‘As we are able to cross-reference our data sets, we will be able to inform family members and reunite survivors with loved ones.’
At least 50 people died in the hurricane, which slammed into the northern Bahamas as a Category 5 storm, and officials have said they expect the number to rise significantly.
‘We’re not going to speculate on what the final numbers will be,’ Smith said. ‘We understand that people are concerned and so are we.’
Making matters worse, the hurricane has also caused an oil spill at the Norwegian Equinor facility on Grand Bahama.
‘Before the hurricane hit, nine of our 10 tanks at the terminal had aluminium domed roofs,’ said Equinor spokesman Erik Haaland. ‘Five of these roofs are now gone.’

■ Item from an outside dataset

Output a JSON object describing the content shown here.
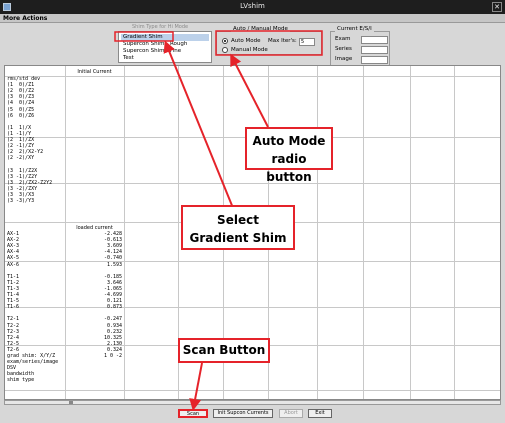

Residents of High Rock now fear that the air that they breathe and the water that they drink is not safe.
Police officers search for the dead in the destroyed Mudd neighborhood after Hurricane Dorian hit the Abaco Islands last week
A shattered and water-filled coffin lies exposed to the elements in the aftermath of Hurricane Dorian, at the cemetery in McLean’s Town
The oil is ‘deadly, deadly,’ said Marco Roberts, 38, holding a mask and lamenting the poisoned state of his island.
‘The oil is actually leaking in the water, and now you can’t bathe in the water, or you can’t drink the water. The only water we can bathe in is what you all give us.’
At ground zero, several huge oil storage tanks are colored black by overflown oil, which has spread over a stretch of land near the coast.
It remains unknown if oil from the Equinor facility reached the ocean.
The spill occurred at Equinor’s South Riding Point terminal, which has a storage capacity of 6.75 million barrels of crude and condensate.
According to Equinor, the tanks were storing 1.8 million barrels when the hurricane hit.
Dorian caused catastrophic damage by stalling for three days over the northern edge of the archipelago, moving at just 1mph at one stage.
It then went on to lash part of the U.S. coast, although not with such force.